Why don’t my workouts ever get easier?

Individuals often assume that as the body becomes stronger and more familiar with the exercises performed each week, the workouts will eventually start to feel easier. However, a big advantage to working with a seasoned trainer is that he possesses the knowledge to dictate the training so as to keep your body guessing and moving forward at a reasonable rate. When exercises are progressed frequently and consistently, the body never truly adapts to the workout, making each training session feel just as challenging as the one before.

How much should I sleep?

Although getting eight hours of shut-eye a night has been a general rule of thumb, new research has emerged indicating that seven hours of sleep is optimal for both longevity and brain function. Too much sleep can come with its own set of issues, some of which might be underlying health conditions and/or sleep disorders that need to be addressed such as depression, sleep apnea, restless leg syndrome, etc.

Should I train before or after work?

Training sessions should be scheduled when the client is least likely to skip out or cancel. As with any new habit, 10-21 days are typically required to adapt to a new training regimen, including time of day. Stress to clients the importance of commitment to both the exercise sessions and the agreed-upon time of day.
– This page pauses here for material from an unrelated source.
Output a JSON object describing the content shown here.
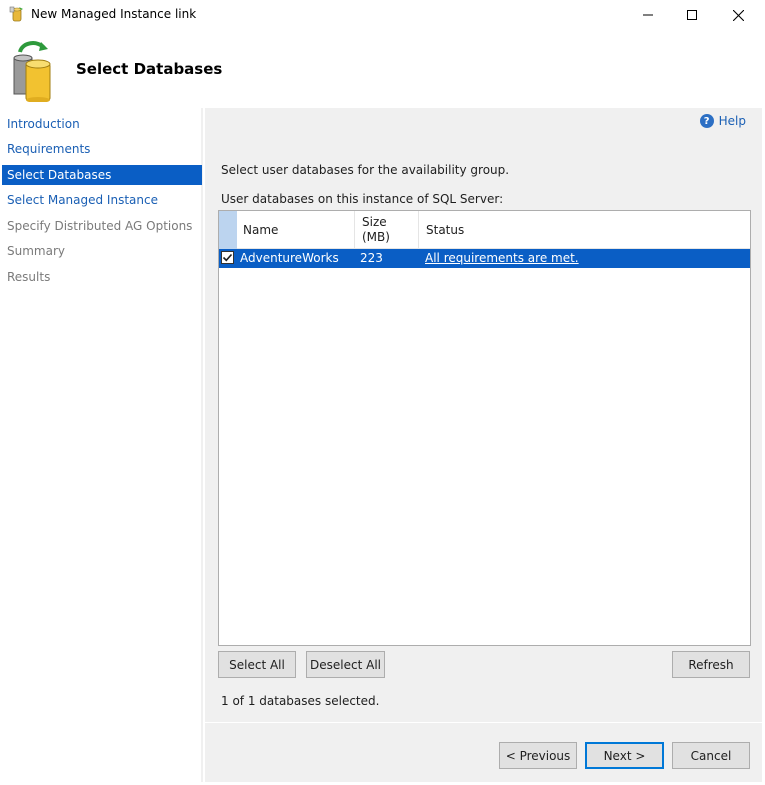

How do you stay in shape?

Most personal trainers love to receive this inquiry! While there is no “cookie-cutter” approach to designing client programs, some trainers will train clients using a similar philosophy to how they design their own workouts. Keep in mind that, although you may prefer running for cardio and yoga for flexibility, these may not be the ideal choices for every client.
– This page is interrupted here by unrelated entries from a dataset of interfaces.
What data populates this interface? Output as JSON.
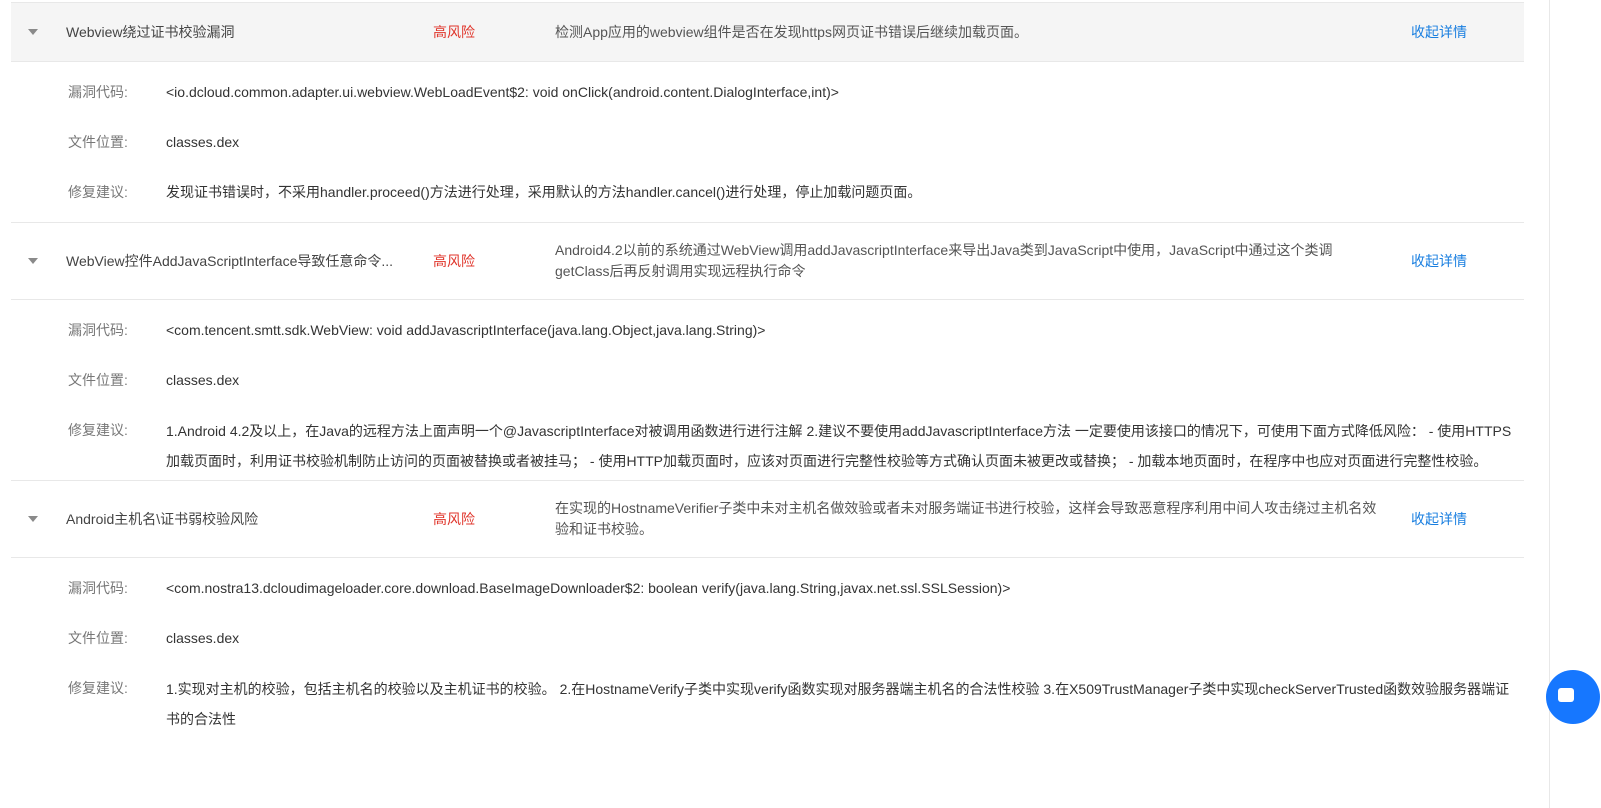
{
  "labels": {
    "code": "漏洞代码:",
    "file": "文件位置:",
    "fix": "修复建议:"
  },
  "vulnerabilities": [
    {
      "name": "Webview绕过证书校验漏洞",
      "risk": "高风险",
      "description": "检测App应用的webview组件是否在发现https网页证书错误后继续加载页面。",
      "toggle": "收起详情",
      "code": "<io.dcloud.common.adapter.ui.webview.WebLoadEvent$2: void onClick(android.content.DialogInterface,int)>",
      "file": "classes.dex",
      "fix": "发现证书错误时，不采用handler.proceed()方法进行处理，采用默认的方法handler.cancel()进行处理，停止加载问题页面。"
    },
    {
      "name": "WebView控件AddJavaScriptInterface导致任意命令...",
      "risk": "高风险",
      "description": "Android4.2以前的系统通过WebView调用addJavascriptInterface来导出Java类到JavaScript中使用，JavaScript中通过这个类调getClass后再反射调用实现远程执行命令",
      "toggle": "收起详情",
      "code": "<com.tencent.smtt.sdk.WebView: void addJavascriptInterface(java.lang.Object,java.lang.String)>",
      "file": "classes.dex",
      "fix": "1.Android 4.2及以上，在Java的远程方法上面声明一个@JavascriptInterface对被调用函数进行进行注解 2.建议不要使用addJavascriptInterface方法 一定要使用该接口的情况下，可使用下面方式降低风险： - 使用HTTPS加载页面时，利用证书校验机制防止访问的页面被替换或者被挂马； - 使用HTTP加载页面时，应该对页面进行完整性校验等方式确认页面未被更改或替换； - 加载本地页面时，在程序中也应对页面进行完整性校验。"
    },
    {
      "name": "Android主机名\\证书弱校验风险",
      "risk": "高风险",
      "description": "在实现的HostnameVerifier子类中未对主机名做效验或者未对服务端证书进行校验，这样会导致恶意程序利用中间人攻击绕过主机名效验和证书校验。",
      "toggle": "收起详情",
      "code": "<com.nostra13.dcloudimageloader.core.download.BaseImageDownloader$2: boolean verify(java.lang.String,javax.net.ssl.SSLSession)>",
      "file": "classes.dex",
      "fix": "1.实现对主机的校验，包括主机名的校验以及主机证书的校验。 2.在HostnameVerify子类中实现verify函数实现对服务器端主机名的合法性校验 3.在X509TrustManager子类中实现checkServerTrusted函数效验服务器端证书的合法性"
    }
  ],
  "colors": {
    "risk_high": "#e0352b",
    "link": "#1a7fe0",
    "fab": "#1677ff"
  },
  "icons": {
    "expand": "caret-down-icon",
    "chat": "chat-bubble-icon"
  }
}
What’s your fitness philosophy? 

A personal trainer should—without hesitation—be able to share with a client what he believes when it comes to fitness. Do you train clients for better health? Improved body confidence? Increased strength? This question really gets into what makes a personal trainer tick; clients want to know what goals the trainer will have in mind for him before agreeing to engage his services.

Are most of your clients with you for long term or short term goals? 

If your book of business consists of mostly long-term clients, a potentially new person will most likely feel assured that you are good at relationship building and at keeping workouts fresh and challenging over time. However, if the majority of your client base tends to be short-term, this might signify to a client that you are either brand new to the industry or this particular fitness facility. Consider how you wish to market yourself, think about potential weak spots in your abilities, and seek to correct them.

Why are you a personal trainer? 

This question addresses why you chose to enter the fitness field, and it is important to be prepared with a strong arsenal should this question arise. If your goal is to help people transform their bodies, you may be sending out the message that your main concern for a client is his physical attributes.

If your vision is to help people transform their lives, you are probably going to be perceived as one who has your client’s well-being in mind. Be clear in your own mind before answering, and always be ready with a strong and honest response!

How did your answers compare? Have you ever found yourself in a tight spot when asked a particular question?



Cathleen Kronemer

Cathleen Kronemer is an NFPT CEC writer and a member of the NFPT Certification Council Board. Cathleen is an AFAA-Certified Group Exercise Instructor, NSCA-Certified Personal Trainer, ACE-Certified Health Coach, former competitive bodybuilder and freelance writer. She is employed at the Jewish Community Center in St. Louis, MO. Cathleen has been involved in the fitness industry for over three decades. Feel free to contact her at She welcomes your feedback and your comments!